Of course [the proposed VAT] is something to be concerned about.
CUSTOMERS of Electricite du Cambodge (EDC) in Phnom Penh and five other provinces would pay a new value-added tax (VAT) on electricity consumed beginning March 1, under a new plan proposed by the Ministry of Industry, Mines and Energy at a meeting on Monday.
Ministry officials say the new tax, the rates of which differ from province to province and are adjusted for the scale and type of consumer, will help EDC become self-sufficient following an end to government subsidies of electricity later this year.
Representatives of Cambodia’s business community, however, have voiced concern that the new tax could hinder investment in the country’s export industries, which are struggling to remain competitive in the post-downturn global economy.
Ith Praing, a secretary of state at the ministry, said current electricity prices, which have been in effect since 2006, do not reflect the current oil price on the world market and other input costs for generating power, and thus have been draining revenue from EDC.
“Because EDC is the major power supplier for the national grid, it is crucial that they become a sustainable enterprise that does not need subsidies from the national budget,” he said.
Ith Praing said that a household in Phnom Penh using less than 50 kilowatt-hours per month currently pays 390 riels (US$0.093) per kilowatt-hour, or just over half of the cost of producing the power. With the application of the new VAT, the price for the same household will be 610 riels ($0.14) per kilowatt hour.
Chou Kimleng, an undersecretary of state at the Ministry of Economy and Finance, said that although consumers could face a significant hike in electricity prices, the burden of subsidies on the government’s budget is growing even faster.

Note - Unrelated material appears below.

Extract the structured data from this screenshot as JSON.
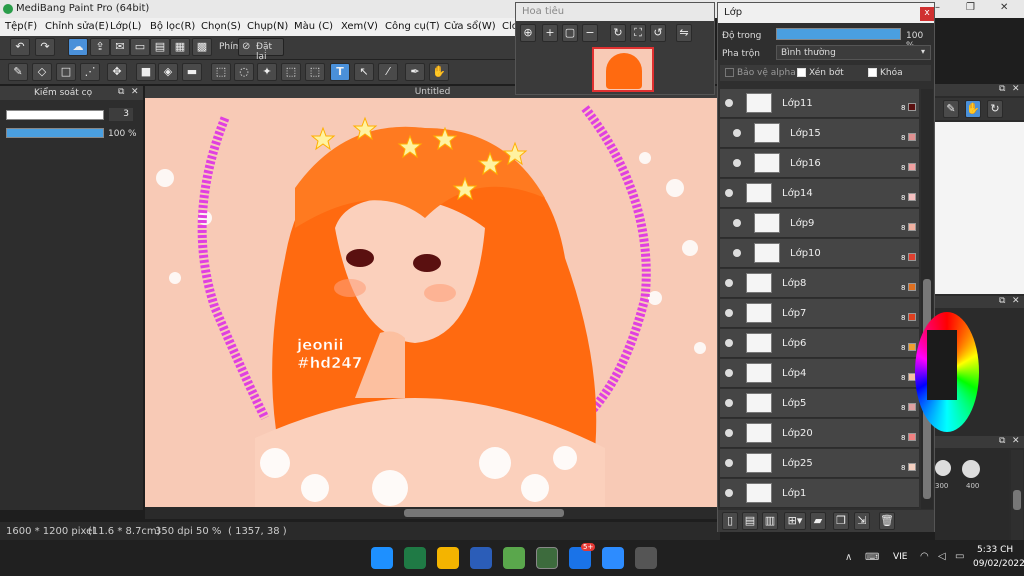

“From 1999 until 2006, the government spent about 158 billion riels (U$37.7 million) subsidising the EDC. Since 2007, the government has already spent $36 million,” he said.
Commercial consumers of electricity say they are concerned that the new VAT – which in addition to Phnom Penh will affect Kandal, Kampong Speu, Takeo, Preah Sihanouk and Kampong Cham provinces – would only drive up production costs at a time when the competitiveness of Cambodian industries is at a historic low.
According to a December 2009 International Monetary Fund report on Cambodia’s garment sector, “Competitiveness in Cambodia is hampered by several factors, mainly lower productivity, unreliable supply and high cost of electricity (about 15 percent of total cost).”
Nguon Meng Tech, director general of the Cambodia Chamber of Commerce, said he hoped the government would reconsider its position on taxing EDC’s industrial customers.
“If they apply this across the board, it could be very problematic. It will make it even harder to get investors to come here to do business,” Nguon Meng Tech said. “But maybe the prime minister will take a good look, along with Deputy Prime Minister [and Minister of Finance] Keat Chhon, in order to come up with a solution. Otherwise, we won’t be competitive with neighbours like Laos and Vietnam.”
Ken Loo, secretary general of the Garment Manufacturers’ Association of Cambodia, said that one such solution would be to give recovering industries a reprieve from the new tax.
“Of course, this is something to be concerned about.… In all possibility, we will try to approach the government for a waiver or an exemption, at least on a temporary basis,” he said.